Web page and app entries:
--------------------------------------------------

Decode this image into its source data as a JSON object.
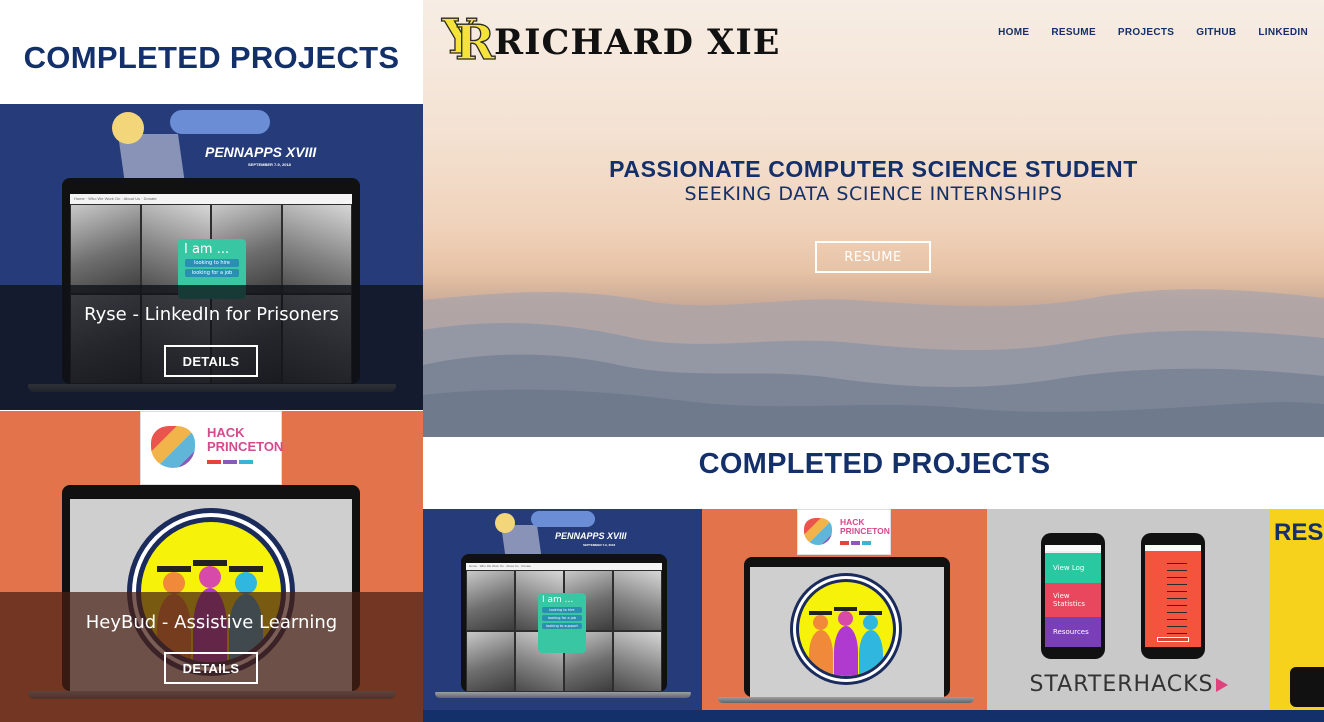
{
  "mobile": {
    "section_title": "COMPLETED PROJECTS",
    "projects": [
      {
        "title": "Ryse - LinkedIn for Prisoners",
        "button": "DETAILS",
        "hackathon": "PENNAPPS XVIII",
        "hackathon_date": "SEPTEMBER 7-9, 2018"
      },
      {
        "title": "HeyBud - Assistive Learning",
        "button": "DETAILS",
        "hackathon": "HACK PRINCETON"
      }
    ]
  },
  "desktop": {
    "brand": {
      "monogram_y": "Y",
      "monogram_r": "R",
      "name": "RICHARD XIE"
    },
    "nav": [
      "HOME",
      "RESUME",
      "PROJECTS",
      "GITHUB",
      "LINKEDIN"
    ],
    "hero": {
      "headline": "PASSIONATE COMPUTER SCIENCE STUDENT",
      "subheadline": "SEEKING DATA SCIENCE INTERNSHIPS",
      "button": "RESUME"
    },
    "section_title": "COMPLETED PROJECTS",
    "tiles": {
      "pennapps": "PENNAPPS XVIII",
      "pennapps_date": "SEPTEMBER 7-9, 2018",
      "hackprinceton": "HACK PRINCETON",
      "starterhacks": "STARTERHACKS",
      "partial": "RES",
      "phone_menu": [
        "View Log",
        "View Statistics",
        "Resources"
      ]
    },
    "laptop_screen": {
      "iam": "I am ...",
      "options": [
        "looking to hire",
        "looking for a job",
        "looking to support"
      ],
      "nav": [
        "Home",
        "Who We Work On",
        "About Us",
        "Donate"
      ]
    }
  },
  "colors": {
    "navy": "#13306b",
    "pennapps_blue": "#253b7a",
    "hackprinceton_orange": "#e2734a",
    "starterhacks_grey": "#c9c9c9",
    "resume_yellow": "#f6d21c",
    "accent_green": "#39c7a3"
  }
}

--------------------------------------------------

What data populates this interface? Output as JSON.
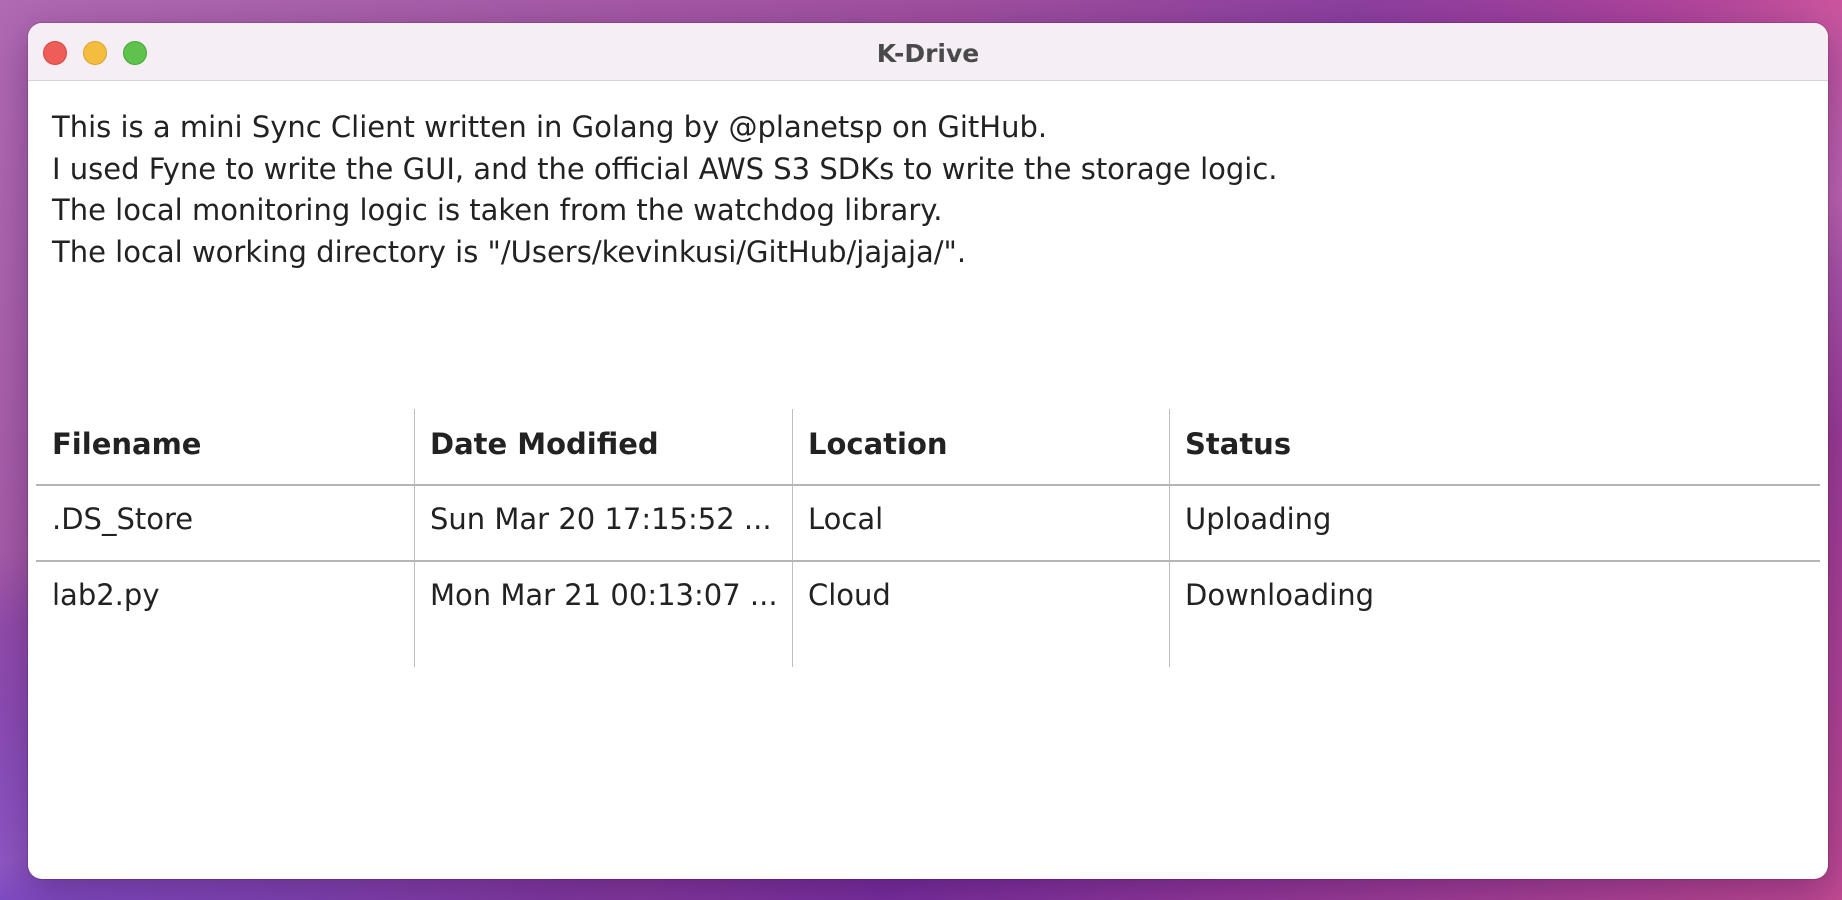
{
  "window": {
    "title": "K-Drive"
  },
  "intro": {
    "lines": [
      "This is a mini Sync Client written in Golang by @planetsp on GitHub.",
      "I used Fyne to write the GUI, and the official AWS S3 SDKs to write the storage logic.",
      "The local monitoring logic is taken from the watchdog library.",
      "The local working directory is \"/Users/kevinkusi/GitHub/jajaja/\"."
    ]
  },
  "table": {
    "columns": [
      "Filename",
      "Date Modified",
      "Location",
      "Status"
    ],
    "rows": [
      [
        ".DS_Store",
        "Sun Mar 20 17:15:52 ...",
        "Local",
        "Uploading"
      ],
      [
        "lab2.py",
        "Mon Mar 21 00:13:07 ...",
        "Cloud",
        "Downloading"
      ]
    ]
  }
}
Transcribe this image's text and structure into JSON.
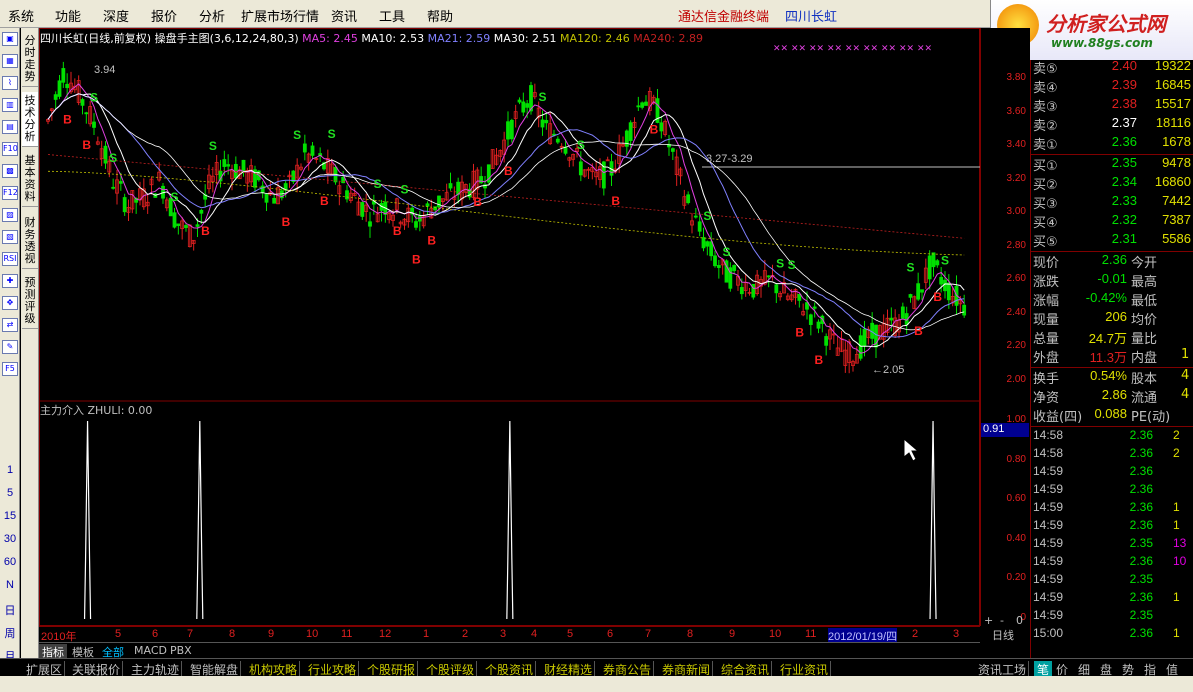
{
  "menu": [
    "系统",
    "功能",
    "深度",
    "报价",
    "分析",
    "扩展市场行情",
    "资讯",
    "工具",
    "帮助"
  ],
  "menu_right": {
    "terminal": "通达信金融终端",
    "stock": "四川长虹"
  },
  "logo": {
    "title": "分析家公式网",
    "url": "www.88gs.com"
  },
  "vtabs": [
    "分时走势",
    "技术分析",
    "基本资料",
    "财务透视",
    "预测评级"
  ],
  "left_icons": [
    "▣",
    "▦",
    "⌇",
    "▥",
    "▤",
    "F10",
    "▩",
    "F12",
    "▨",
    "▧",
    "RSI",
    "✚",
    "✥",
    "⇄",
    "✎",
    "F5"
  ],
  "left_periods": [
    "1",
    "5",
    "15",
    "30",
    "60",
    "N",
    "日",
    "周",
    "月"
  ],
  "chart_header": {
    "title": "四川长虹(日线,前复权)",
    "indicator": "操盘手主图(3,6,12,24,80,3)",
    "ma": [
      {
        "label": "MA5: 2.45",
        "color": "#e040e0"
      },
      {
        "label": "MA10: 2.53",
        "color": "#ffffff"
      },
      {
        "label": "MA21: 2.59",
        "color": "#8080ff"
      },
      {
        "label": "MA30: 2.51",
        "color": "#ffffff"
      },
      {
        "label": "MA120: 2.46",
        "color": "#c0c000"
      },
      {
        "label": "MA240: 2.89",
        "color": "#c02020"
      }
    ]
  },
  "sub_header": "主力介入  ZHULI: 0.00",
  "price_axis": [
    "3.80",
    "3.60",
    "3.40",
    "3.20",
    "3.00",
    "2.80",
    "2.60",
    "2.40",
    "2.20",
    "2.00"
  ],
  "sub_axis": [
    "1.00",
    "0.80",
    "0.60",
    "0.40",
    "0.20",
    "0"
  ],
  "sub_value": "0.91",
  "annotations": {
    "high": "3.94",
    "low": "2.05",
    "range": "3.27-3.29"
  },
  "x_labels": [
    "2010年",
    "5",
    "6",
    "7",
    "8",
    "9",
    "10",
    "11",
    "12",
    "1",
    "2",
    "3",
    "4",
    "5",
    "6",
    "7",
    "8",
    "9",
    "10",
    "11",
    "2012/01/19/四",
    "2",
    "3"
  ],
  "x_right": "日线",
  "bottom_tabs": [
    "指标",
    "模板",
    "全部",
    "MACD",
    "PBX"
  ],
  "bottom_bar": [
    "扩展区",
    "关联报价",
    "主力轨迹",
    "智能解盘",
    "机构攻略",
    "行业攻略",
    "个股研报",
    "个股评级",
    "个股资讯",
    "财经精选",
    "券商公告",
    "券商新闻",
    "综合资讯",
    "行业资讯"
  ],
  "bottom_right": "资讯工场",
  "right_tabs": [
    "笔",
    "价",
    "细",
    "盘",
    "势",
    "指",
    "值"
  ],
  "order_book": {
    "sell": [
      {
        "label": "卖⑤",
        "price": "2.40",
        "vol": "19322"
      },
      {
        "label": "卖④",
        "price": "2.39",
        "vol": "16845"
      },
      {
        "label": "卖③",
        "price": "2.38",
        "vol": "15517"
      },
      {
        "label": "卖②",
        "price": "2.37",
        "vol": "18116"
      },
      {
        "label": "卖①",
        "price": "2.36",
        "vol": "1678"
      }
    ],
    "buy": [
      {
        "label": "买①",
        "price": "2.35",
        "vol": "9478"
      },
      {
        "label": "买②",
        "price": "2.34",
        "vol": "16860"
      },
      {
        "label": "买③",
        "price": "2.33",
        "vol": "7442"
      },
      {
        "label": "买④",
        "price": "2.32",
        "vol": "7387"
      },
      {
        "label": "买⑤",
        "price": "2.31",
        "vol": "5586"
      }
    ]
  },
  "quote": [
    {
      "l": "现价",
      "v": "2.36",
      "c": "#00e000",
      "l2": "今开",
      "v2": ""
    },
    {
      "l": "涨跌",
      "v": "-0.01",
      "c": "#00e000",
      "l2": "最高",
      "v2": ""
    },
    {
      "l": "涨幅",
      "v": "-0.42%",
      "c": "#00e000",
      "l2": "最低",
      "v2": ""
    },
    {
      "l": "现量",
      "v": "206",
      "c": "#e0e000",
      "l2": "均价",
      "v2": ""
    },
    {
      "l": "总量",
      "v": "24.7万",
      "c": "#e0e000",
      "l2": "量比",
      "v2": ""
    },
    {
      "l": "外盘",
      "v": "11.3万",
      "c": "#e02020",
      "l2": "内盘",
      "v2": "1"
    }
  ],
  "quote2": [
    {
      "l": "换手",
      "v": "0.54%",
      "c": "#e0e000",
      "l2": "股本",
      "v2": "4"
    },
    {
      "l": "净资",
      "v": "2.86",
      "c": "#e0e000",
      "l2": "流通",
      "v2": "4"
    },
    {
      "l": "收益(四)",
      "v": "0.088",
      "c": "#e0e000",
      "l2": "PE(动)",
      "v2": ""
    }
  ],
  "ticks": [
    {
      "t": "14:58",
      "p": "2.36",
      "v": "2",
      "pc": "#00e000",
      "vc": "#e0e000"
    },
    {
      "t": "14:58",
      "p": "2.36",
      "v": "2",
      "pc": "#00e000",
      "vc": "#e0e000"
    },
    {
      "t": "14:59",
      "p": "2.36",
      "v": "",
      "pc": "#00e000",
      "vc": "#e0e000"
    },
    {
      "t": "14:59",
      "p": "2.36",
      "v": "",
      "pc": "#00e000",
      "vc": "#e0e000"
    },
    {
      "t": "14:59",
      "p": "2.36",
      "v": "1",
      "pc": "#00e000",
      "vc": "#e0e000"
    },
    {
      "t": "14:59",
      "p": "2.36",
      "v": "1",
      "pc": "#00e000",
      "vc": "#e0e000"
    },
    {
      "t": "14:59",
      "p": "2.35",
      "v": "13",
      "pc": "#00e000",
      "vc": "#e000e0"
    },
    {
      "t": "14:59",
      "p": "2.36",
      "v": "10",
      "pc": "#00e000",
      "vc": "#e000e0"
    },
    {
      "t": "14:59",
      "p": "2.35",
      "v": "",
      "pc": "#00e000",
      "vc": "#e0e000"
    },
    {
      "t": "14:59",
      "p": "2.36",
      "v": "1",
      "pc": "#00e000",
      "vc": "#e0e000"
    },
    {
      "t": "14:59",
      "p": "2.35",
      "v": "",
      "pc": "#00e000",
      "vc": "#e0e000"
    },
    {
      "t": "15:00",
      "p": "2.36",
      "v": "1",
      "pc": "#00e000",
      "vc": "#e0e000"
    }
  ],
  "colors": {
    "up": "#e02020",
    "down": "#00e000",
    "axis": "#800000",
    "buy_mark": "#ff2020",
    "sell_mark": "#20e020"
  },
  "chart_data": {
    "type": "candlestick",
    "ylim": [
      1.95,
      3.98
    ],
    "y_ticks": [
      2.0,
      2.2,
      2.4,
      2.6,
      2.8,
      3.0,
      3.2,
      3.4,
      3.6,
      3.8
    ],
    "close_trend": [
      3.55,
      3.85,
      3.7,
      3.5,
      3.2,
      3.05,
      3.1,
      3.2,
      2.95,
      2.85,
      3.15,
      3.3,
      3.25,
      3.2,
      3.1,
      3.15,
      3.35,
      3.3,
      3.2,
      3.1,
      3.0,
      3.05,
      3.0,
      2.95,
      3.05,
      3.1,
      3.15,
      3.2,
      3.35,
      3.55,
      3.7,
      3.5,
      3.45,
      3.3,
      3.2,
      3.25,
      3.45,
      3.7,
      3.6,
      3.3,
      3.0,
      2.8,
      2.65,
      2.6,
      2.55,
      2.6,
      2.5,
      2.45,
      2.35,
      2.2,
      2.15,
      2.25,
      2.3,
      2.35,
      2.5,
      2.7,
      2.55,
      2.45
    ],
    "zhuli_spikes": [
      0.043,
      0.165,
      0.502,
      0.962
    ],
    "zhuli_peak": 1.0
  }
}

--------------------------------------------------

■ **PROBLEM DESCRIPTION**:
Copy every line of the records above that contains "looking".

■ **RESPONSE TO THE EXERCISE**:
        "looking to hire",
        "looking for a job",
        "looking to support"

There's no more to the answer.